- **Items from a data source**:
--*--

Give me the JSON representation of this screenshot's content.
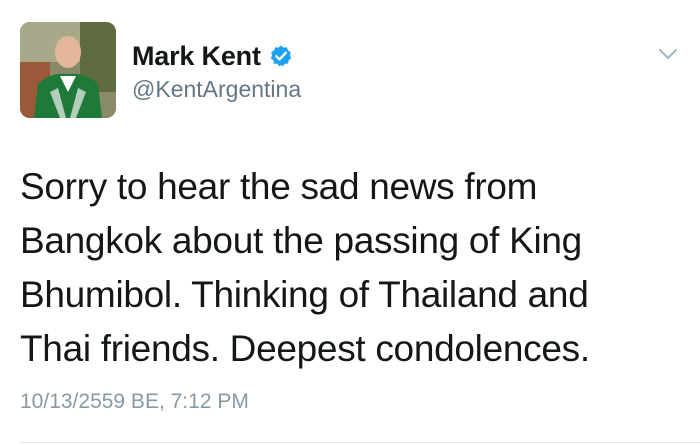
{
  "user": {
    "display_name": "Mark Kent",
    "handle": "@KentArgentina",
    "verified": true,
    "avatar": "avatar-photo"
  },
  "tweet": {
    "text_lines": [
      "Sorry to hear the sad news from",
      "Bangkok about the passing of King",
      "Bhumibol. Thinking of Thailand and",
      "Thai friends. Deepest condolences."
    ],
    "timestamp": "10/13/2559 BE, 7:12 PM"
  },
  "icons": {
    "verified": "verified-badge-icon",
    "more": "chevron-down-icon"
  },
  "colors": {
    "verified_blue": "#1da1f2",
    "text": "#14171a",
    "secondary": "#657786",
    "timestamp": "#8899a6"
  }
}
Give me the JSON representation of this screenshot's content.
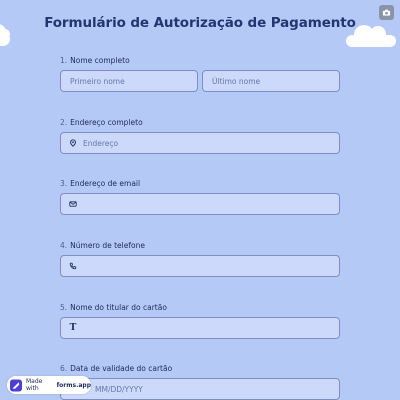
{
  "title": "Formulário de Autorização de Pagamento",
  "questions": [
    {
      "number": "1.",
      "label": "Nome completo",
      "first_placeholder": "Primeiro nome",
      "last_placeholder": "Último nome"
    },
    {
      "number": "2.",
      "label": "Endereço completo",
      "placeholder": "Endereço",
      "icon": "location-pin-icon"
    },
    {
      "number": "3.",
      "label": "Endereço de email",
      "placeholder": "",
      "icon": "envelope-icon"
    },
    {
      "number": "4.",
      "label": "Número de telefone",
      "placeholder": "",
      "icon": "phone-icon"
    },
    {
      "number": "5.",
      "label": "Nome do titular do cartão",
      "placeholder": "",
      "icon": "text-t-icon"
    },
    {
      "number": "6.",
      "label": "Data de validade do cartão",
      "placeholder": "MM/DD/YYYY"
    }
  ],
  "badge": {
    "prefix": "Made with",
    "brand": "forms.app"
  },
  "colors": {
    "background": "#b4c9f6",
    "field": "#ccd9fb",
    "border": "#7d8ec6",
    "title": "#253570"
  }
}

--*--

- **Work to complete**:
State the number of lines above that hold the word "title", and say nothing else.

- **Response**:
2